The arrangement of hooks 30, 31, as well as slots 25, 26/27, will be better understood with reference to the description of FIGS. 3A-3C.
FIGS. 3A, 3B, and 3C illustrate three successive steps for fixing a removable connector with its locking element according to the invention. The illustrated removable connector 5 to be fixed is a male connector provided with lock pegs 13. Of course, the connector 5 could also be a female connector, provided with pegs 13, to be engaged with a fixed male connector.
In FIG. 3A, a locking element 20 according to the invention, provided for example with two hooks 30, is held by a user near the connector 5 so that hooks 30 are oriented away from connector 5 and so as to approximately match slots 25 and 26 with pegs 13.
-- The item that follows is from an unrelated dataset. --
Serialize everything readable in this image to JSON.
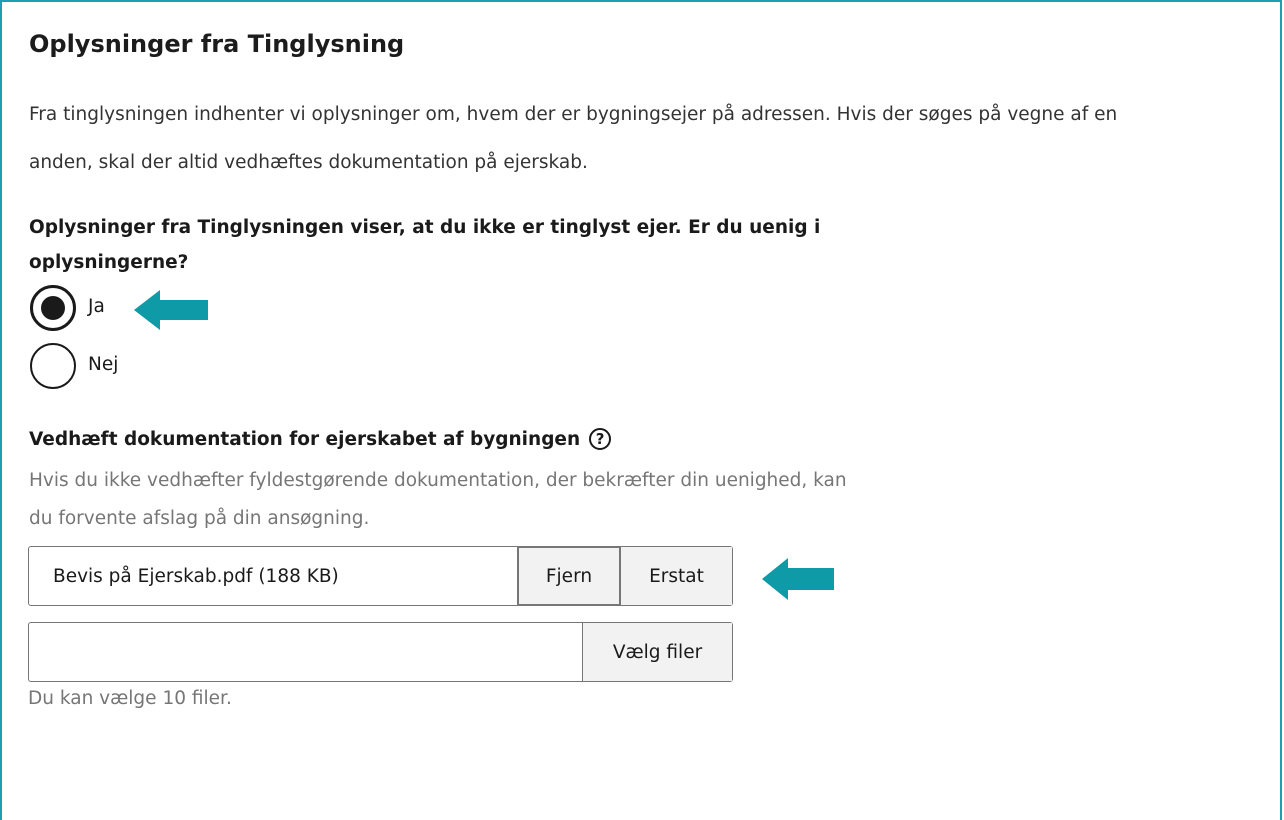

In FIG. 3B, the hole 27 at the blind end of slot 26 is slid over one peg 13. The length of aperture 23 is such that the end of the second peg 13 passes without hinderance where slot 25 opens in aperture 23. Also, as represented in the figures, the areas where slot 25 opens in aperture 23 can be bevelled. Thus, the length of aperture 23 can be selected such that the peg 13 associated with slot 25 is partially engaged into slot 25 (in the bevels), which enables pre-positioning of the locking element 20 before the locking operation.
In FIG. 3C, the assembly of locking element 20 and connector 5, arranged as shown in FIG. 3B, is held so as to face a female connector 40 passing through a casing wall 42. Sufficient clearance between wall 42 and connector 40 is provided to allow the passage there through of the protection wall 12 of connector 5. As represented in FIG. 3C, two slots 43 are provided in wall 42 above socket 40. Slots 43 are parallel to a longitudinal axis of the locking element 20 and correspond to the upper hooks 30 in the given example. Two additional slots 44, disposed symmetrically with respect to the center of connector 40, are also provided in wall 42 so as also to be able to fix connector 5 after turning the locking element 20 upside-down (hooks 30 then being at the bottom of lock 20). Additionally, the four symmetrical slots 43, 44 allow, independently of the number of hooks that are provided (2, 3 or 4), the locking element 20 to be turned upside-down.
On engaging the male connector 5 into the female connector 40, hooks 30 enter slots 43. Once the connector 5 has been pushed home (for example, when the protection wall 12 of the connector 5 abuts against the body of the female connector 40), the locking element 20 is shifted in the direction indicated by arrow F (towards the right in FIG. 3C). As a result, slots 25 and 26 imprison the associated pegs 13, and hooks 30 are locked at one end of their respective slots (right-hand portion in FIG. 3C).
The connector 5 is thus fixed to wall 42 and not to the complementary connector 40. Any force transmitted to the connector 5 is transmitted through the locking element 20 to the wall 42 which is much more rigid than the connector 40.
Additionally, countersunk screws 45 fix the connector 40 to the wall 42 by means of threads conventionally provided in the connector 40.
As is apparent to those skilled in the art, various modifications can be made to the above disclosed preferred embodiments. For example, the locking element can be cast, which would enable the four fixing hooks to be more easily provided.
Although a hook system has been described for hooking the locking element 20 on a wall, any alternative locking means can be provided, as, for example, pegs integral with locking element 20, and cooperating with slots in the wall, or the other way around.